= AIM OF THE TASK =
Identify and pull out each line of the entries in which "copies" occurs.

= WORKING DATA =
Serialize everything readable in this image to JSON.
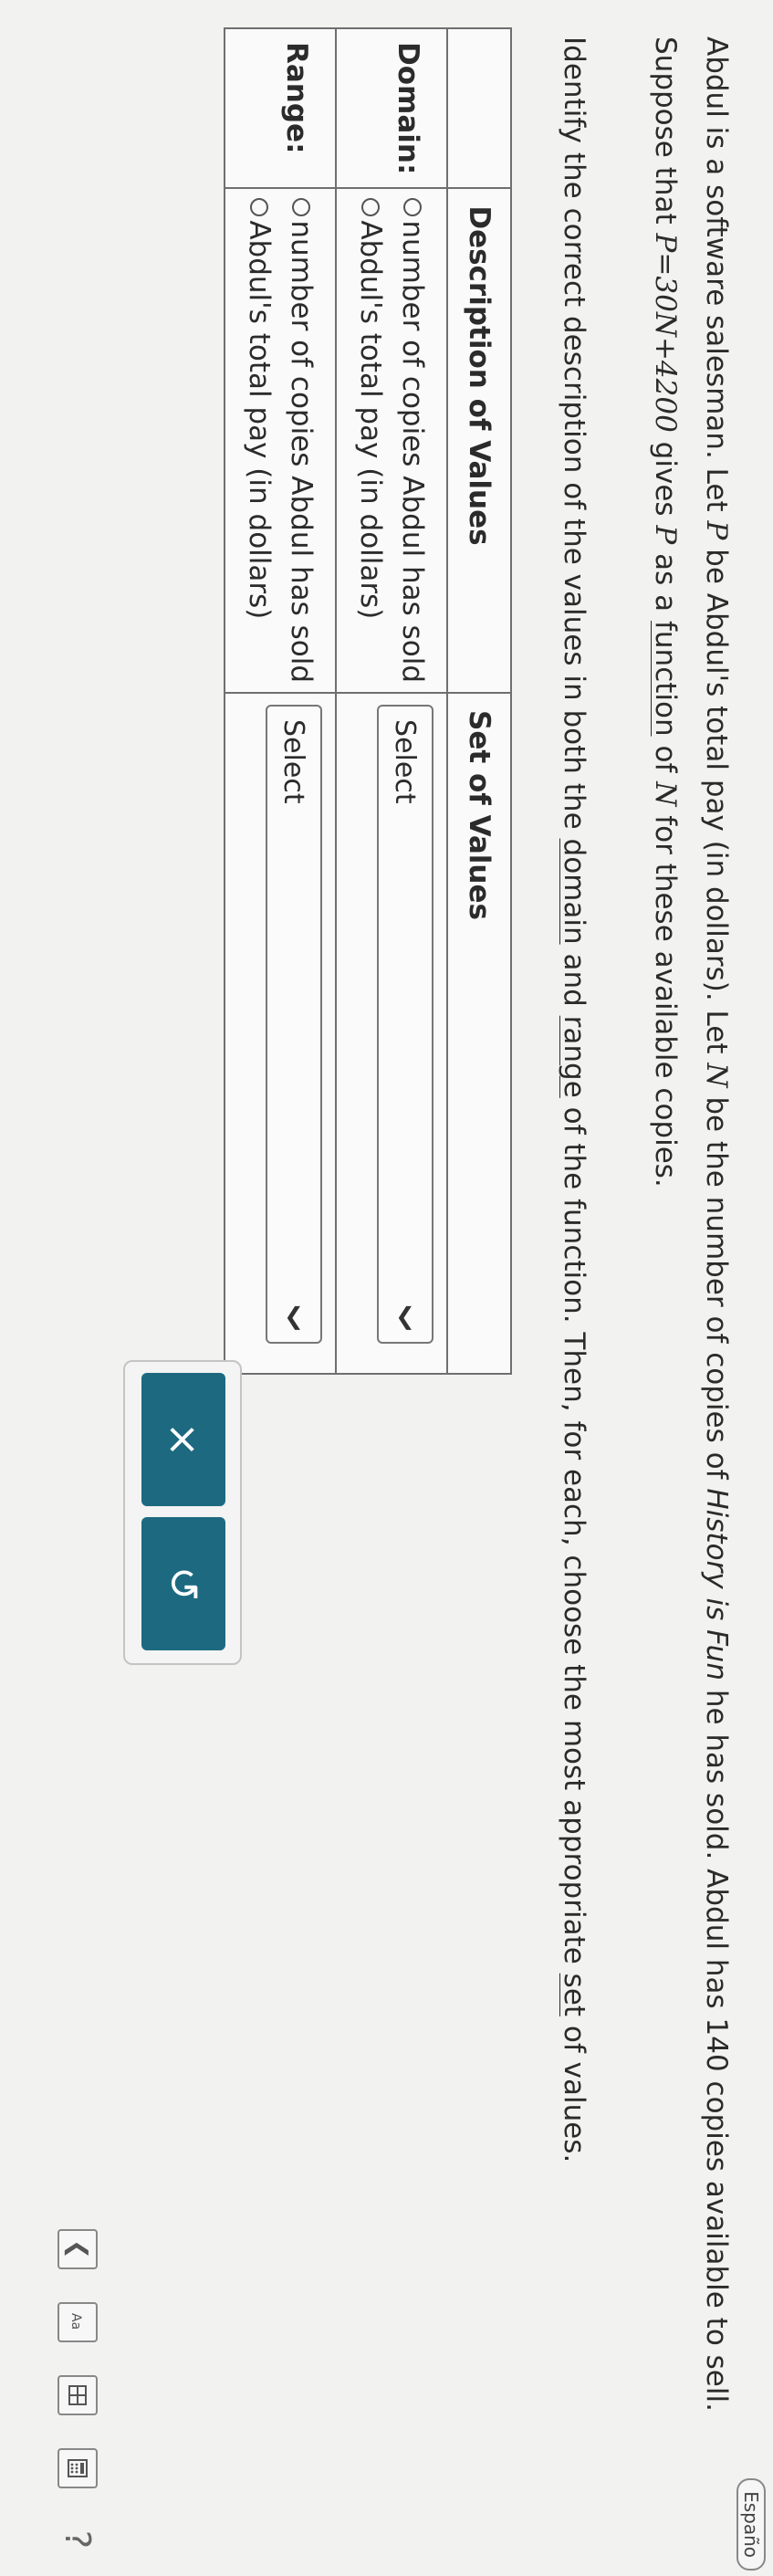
{
  "header": {
    "language_link": "Españo"
  },
  "problem": {
    "p1": "Abdul is a software salesman. Let ",
    "var_p": "P",
    "p2": " be Abdul's total pay (in dollars). Let ",
    "var_n": "N",
    "p3": " be the number of copies of ",
    "book_title": "History is Fun",
    "p4": " he has sold. Abdul has 140 copies available to sell. Suppose that ",
    "equation": "P=30N+4200",
    "p5": " gives ",
    "var_p2": "P",
    "p6": " as a ",
    "link_function": "function",
    "p7": " of ",
    "var_n2": "N",
    "p8": " for these available copies."
  },
  "instruction": {
    "i1": "Identify the correct description of the values in both the ",
    "link_domain": "domain",
    "i2": " and ",
    "link_range": "range",
    "i3": " of the function. Then, for each, choose the most appropriate ",
    "link_set": "set",
    "i4": " of values."
  },
  "table": {
    "header_description": "Description of Values",
    "header_set": "Set of Values",
    "rows": [
      {
        "label": "Domain:",
        "options": [
          "number of copies Abdul has sold",
          "Abdul's total pay (in dollars)"
        ],
        "select_placeholder": "Select"
      },
      {
        "label": "Range:",
        "options": [
          "number of copies Abdul has sold",
          "Abdul's total pay (in dollars)"
        ],
        "select_placeholder": "Select"
      }
    ]
  },
  "buttons": {
    "clear_symbol": "×",
    "undo_symbol": "↺"
  },
  "tools": {
    "help_symbol": "?"
  },
  "colors": {
    "button": "#1d6a80",
    "background": "#f2f2f0",
    "border": "#6f6f6f"
  }
}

= WRITTEN ANSWER =
    "p3": " be the number of copies of ",
    "p4": " he has sold. Abdul has 140 copies available to sell. Suppose that ",
    "p8": " for these available copies."
          "number of copies Abdul has sold",
          "number of copies Abdul has sold",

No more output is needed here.